CLICK HERE TO TAKE THE SURVEY The Invasive Species Council of BC is conducting a survey on public awareness of invasive plants. The survey will be used to facilitate assessment and planning of initiatives to help control the spread of invasive plants. The survey takes approximately 10 minutes and all measures to protect the privacy of survey respondents will be undertaken.
[Photo of Himalayan Balsam, an invasive plant that takes over riparian and wetland areas. Photo credit: Natalie Stafl]
Last week CSISS Education and Outreach Officer, Robyn Hooper and Chair of the CSISS Board of Directors, Hamish Kassa, scoured Trout Lake for aquatic invasive plants. They were joined by the Central Kootenay Invasive Plant Council’s Aquatic Surveyor Chris Harkness and summer field assistant, who also surveyed smaller surrounding lakes. Much to their relief, they only encountered native vegetation. Let’s keep it that way! Always Clean, Drain, and Dry your boat to help keep our lakes and rivers pristine! For more information visit:
CSISS is partnering with Shuswap Trail Alliance and White Lake Stewardship Group for a fun, active trail maintenance day, including clearing invasive species! Bring your work clothes/boots, water and snacks. Lunch will be provided.
We will meet at the White Lake Bike Park (otherwise know as John Evdokimoff Park) for the 8:30 start.
Please RSVP with Facebook invite: https://www.facebook.com/events/679657405455705/ or email outreach@columbiashuswapin
Directions: Approx 9.3 km east of Sorrento on Hwy 1 at the Balmoral Rd junction, White Lake Rd forms a loop, returning to Hwy 1 at Carlin 4 km farther east, approx 20 km west of Salmon Arm. Watch for the Bike Park sign just before the Parri Rd intersection at the west end of White Lake.
For more information, email: outreach@columbiashuswapin
Come join the Annual August Community Weed Pull with Wildsight Golden to help restore the native plant ecology in Golden on August 3rd. It will be from 3-6pm, meet at Rodeo Grounds near Reflection Lake in Golden. Learn how to identify some of the invasive plants in our region and help us get rid of these nasty plant invaders. Gloves, bags and drinks provided. Pizza Party to follow!
Edible Invasives Recipes
Knotweed Salsa Verde
6 cups of roughly chopped young Japanese knotweed shoots
2 jalapeno peppers, sliced in half, seeds and ribs removed
1 medium white onion, quartered
3 cloves of garlic, peeled
2 limes, juice of both, zest of one
1/2 cup cilantro leaves
1/2 cup water
2 tsp. cumin
salt & pepper to taste

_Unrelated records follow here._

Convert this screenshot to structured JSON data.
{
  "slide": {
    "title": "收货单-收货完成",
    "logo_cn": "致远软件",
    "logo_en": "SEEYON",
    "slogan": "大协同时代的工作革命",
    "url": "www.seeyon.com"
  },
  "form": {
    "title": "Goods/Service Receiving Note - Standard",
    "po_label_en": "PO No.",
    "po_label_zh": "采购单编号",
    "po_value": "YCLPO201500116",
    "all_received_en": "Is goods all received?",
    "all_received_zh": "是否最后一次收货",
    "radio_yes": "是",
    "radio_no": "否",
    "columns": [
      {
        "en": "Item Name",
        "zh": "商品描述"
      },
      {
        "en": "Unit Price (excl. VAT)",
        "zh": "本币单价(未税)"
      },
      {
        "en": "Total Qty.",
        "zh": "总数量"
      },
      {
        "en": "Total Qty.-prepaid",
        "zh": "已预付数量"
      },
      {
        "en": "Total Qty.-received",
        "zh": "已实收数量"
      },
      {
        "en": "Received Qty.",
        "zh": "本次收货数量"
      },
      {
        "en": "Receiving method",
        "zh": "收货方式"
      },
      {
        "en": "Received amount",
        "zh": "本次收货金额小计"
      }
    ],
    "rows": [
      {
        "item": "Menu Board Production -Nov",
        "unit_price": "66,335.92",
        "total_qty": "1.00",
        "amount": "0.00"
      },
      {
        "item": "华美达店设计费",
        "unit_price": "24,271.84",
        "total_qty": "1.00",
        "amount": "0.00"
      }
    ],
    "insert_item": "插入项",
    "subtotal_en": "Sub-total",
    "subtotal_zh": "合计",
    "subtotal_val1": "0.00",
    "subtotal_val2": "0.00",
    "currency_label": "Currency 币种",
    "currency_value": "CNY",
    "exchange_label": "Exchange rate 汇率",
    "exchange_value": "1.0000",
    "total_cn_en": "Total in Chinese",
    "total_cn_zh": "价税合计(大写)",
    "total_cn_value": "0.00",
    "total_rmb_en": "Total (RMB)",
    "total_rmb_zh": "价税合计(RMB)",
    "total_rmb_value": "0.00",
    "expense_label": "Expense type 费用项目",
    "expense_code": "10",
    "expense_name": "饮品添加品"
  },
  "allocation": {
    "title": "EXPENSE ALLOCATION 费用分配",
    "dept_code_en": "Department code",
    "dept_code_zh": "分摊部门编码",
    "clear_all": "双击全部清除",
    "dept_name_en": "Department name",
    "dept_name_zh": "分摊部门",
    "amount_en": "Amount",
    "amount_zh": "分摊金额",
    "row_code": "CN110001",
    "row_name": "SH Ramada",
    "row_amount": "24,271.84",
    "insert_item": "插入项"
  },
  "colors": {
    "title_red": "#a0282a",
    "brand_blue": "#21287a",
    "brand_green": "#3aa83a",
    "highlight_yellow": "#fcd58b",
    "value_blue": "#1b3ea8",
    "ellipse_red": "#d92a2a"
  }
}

Roast the onion, garlic and jalapenos. Blanch very very quickly the knotweed (30 seconds). Blend them all in the food processor along with the seasoning, limes, and water. Taste. Add more raw knotweed if it needs more of a zesty “kick”. It works great as an enchilada sauce as well.
Good source of vitamins A and C, thiamine, riboflavin, niacin, calcium, phosphorus, and iron.Younger weeds, which are flavorful and best to harvest when they are about 4 to 12 inches high. Older plants can be simmered to reduce bitterness and soften the prickly spines. Sow thistle is especially difficult to eradicate, as the white brittle roots can penetrate several feet into the soil, producing new plants from small root pieces.
Sauté with garlic, olive oil and lemon juice. Choose tall, young plants.
Jams, Smoothies, Pies, and more!
1) Soak burdock in water 15-30 minutes
2) Meanwhile, heat 1/2″ to 1″ vegetable oil over medium heat in a pot
3) Remove burdock from water and blot dry
4) Carefully add burdock to oil- burdock should immediately bubble intensely
5) Fry burdock 5 minutes
6) Carefully remove burdock from oil, add salt generously, and allow to cool
Chicory and Dandelion Root Coffee
Sources and Resources
Wild Edibles Iphone App: https://itunes.apple.com/us/app/wild-edibles-full/id431504588?mt=8